Paula Poundstone brings her comedy act back to Marin.
Looking for some excitement beyond eating, drinking and whatever other-ing you’re doing most weekends? Esteemed performer Paula Poundstone is coming to the Osher Marin JCC in San Rafael April 22 to bring you an evening of comedy. We had the opportunity to chat with the HBO Comedy Special star about her Bay Area beginnings, her favorite games on Wait Wait…Don't Tell Me! and her ultimate stand-up goal.
MM: You spent a good part of the early ’80s doing open mics at the Other Cafe in San Francisco with a slew of other notable comics — what is your current involvement with that scene?
PP: The Other Cafe isn't there anymore, so my only involvement with it is longing. It was my favorite club. It was perfectly located on the corner of Carl and Cole, in the Haight. It had a giant window, behind a bamboo shade, which was the backdrop to the stage. I used to roll the shade up and talk to people as they walked by. It was so much fun. I don't know if it was a fluke, or if the owners, Bob Ayres, Chip Romer and Richard Snow, were geniuses, but between the acts they booked, and the audience members they attracted, there was really something special that went on in that room.
MM: It is well known that you are a big reader. Has your reading helped you be such a successful comic?

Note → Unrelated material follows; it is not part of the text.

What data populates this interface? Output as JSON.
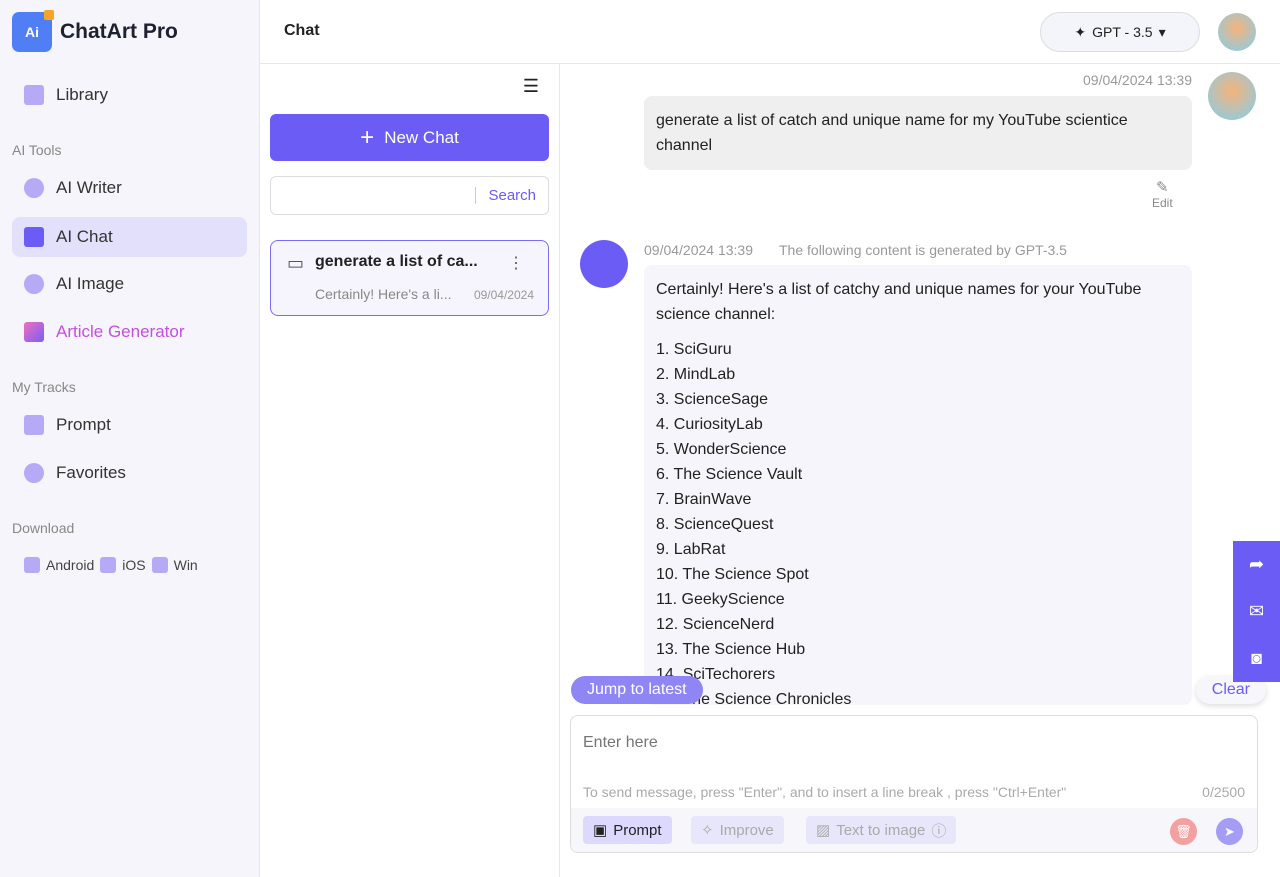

PP: How did that rumor get started? Gee, although I love to read, I am the slowest reader in the world. Now I'm reading Into the Silence, which is about the first European attempt at Everest and it has taken me longer to read it than it took them to find it and climb it. Before that, I read Into the Mist and Into the Wild. I'm in my "Into the …" period. But I do think it's helpful to have an active brain in order to create. I'm also hoping it staves off dementia.
MM: You always have an answer ready on Wait Wait…Don't Tell Me! What’s your favorite game to play?
PP: I love interrupting the interviews during the "Not My Job" game. They often have people I really can't resist talking to. I also love "The Lightning Round," because that's where I clinch my loss. I have a highly competitive nature.
MM: We know about your role on NPR, but in the past you’ve also done voice acting and have been involved in various television projects. What is it that keeps you coming back to stand-up? Does the audience interaction inspire you?
PP: In a room full of people who have come out to laugh for the night, that has to be the best place a person could be. I consider myself a proud member of the endorphin production industry.
MM: You’ve been recognized for bringing laughs without resorting to jabs at the audience. Why do you feel that this is important?
PP: I'm sure that I have, clumsily, at one time or another, said something that offended an audience member, but it is certainly not my goal. I really want everyone to be able to have a good time. I do the time-honored "Where are you from? What do you do for a living?" and I find, when you get people talking, they always have great stuff to work with. It is not an adversarial kind of exchange. It's just a conversation. But my true goal for any given night is for each audience member to fear incontinence at least once during my show.
IF YOU GO:
When: Saturday, April 22 from 8 p.m. to 10 p.m.
Where: Osher Marin JCC
200 N San Pedro Rd
San Rafael, CA 94903
Cost: $34.50 – $74.50